Dried rendang

Rendang uses a mix of (tasty) antibacterial ingredients, salt, and slow cooking in coconut milk to preserve beef (although nobody can keep their hands off it long enough to test its longevity). The result is a unique artifact compared to the salt-based extension of shelf life obtained by hanging a cut to cure slowly for weeks--or for a day, if you're making jerky. As the meat absorbs the milk, which steams away around it, it becomes a mixture of fats and deeply ingrained spices in one muscular morsel. It’s addictive, so even though the flavors of the recipe vary widely (and sumptuously), this is one entry that definitely deserves to be here for the texture side of the taste.

Pistachio cream

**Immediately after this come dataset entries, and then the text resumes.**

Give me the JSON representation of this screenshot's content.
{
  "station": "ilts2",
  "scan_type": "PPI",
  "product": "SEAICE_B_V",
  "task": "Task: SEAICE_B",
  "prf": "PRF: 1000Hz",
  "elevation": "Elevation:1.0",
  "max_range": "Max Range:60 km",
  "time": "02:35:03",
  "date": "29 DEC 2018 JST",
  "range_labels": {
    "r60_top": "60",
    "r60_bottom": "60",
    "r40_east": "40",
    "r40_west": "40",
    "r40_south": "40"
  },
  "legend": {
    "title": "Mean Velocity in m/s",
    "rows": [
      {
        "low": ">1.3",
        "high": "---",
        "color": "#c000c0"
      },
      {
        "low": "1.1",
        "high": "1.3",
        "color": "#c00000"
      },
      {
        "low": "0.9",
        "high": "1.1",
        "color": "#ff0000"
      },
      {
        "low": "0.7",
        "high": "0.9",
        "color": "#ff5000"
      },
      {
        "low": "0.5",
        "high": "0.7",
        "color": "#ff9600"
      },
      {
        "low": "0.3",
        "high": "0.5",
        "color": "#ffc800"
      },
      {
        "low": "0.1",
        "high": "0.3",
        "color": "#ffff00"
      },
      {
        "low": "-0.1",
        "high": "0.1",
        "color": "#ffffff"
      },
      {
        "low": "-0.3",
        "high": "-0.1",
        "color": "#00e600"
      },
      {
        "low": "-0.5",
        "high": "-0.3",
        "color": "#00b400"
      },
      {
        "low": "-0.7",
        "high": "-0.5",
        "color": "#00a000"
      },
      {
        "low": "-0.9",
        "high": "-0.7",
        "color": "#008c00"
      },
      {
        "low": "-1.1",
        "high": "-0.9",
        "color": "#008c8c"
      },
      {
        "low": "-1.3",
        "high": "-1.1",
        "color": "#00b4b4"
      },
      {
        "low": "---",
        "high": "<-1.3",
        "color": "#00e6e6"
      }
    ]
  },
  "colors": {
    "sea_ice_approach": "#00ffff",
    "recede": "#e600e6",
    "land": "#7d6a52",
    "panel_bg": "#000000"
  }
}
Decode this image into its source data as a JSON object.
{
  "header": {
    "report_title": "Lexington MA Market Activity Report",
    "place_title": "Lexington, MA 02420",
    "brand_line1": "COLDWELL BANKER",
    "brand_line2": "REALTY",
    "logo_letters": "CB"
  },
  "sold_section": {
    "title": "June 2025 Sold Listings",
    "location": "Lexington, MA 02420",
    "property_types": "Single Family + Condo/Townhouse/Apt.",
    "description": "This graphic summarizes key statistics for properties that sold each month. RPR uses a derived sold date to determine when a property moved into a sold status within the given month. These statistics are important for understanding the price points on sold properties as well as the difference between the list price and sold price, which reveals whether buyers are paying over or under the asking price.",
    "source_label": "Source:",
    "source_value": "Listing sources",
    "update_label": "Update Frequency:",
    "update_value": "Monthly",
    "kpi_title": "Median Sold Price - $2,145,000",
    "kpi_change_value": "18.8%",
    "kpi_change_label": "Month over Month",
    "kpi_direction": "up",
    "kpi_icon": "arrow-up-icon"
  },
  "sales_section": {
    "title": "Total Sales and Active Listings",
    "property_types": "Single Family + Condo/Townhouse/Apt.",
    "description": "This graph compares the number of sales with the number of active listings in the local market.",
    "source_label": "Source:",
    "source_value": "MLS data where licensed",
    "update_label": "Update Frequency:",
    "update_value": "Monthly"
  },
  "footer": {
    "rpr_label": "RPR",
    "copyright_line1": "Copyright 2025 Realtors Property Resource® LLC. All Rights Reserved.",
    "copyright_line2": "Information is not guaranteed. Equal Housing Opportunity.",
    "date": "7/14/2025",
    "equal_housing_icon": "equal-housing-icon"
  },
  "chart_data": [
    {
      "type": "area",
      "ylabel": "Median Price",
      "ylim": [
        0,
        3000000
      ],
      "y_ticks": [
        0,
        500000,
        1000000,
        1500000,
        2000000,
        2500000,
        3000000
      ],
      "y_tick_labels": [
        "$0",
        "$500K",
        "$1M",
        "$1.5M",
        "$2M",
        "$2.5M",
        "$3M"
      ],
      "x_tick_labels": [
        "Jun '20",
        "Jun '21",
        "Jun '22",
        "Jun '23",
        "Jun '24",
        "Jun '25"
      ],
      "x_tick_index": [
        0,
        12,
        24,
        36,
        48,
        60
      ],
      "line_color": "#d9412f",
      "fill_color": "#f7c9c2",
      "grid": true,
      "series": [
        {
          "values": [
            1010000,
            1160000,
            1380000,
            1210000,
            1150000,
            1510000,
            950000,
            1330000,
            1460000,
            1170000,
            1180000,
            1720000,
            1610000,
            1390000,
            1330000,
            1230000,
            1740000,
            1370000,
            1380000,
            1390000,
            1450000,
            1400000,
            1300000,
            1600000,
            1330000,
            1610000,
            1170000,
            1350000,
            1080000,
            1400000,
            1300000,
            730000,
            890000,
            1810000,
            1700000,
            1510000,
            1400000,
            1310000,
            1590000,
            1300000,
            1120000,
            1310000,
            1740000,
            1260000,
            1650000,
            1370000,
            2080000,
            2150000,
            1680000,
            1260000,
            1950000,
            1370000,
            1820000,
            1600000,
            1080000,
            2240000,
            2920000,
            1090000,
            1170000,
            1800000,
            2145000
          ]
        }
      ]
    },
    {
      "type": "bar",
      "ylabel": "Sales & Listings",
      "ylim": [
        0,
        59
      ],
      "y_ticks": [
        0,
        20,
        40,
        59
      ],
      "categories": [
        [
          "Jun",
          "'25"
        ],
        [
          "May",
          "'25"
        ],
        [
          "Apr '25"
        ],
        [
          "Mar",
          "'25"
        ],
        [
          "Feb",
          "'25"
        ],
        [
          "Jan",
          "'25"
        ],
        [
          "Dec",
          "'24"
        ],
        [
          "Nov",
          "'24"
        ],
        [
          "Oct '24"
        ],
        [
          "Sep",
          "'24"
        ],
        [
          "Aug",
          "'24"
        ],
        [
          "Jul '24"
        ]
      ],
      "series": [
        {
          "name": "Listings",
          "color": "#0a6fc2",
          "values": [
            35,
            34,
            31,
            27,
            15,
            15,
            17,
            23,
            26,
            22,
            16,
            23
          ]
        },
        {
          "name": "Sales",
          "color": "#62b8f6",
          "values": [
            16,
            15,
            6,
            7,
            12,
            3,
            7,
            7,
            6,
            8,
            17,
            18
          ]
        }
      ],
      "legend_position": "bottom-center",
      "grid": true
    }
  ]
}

It’s baffling why this addictive Italian spread isn’t everywhere. Everyone loves pistachios. Hell, even people with nut allergies. Pistachios are the best nut, end of story. So when Italy turned them into a sweet paste a little bit runnier than the (much more available) pistachio butter that you might readily compare to a peanut butter, it struck gold. Spread this on a cracker, on bread, or dip cheese or veggies in it. It is like nothing you’ve ever had before or since.



Learn More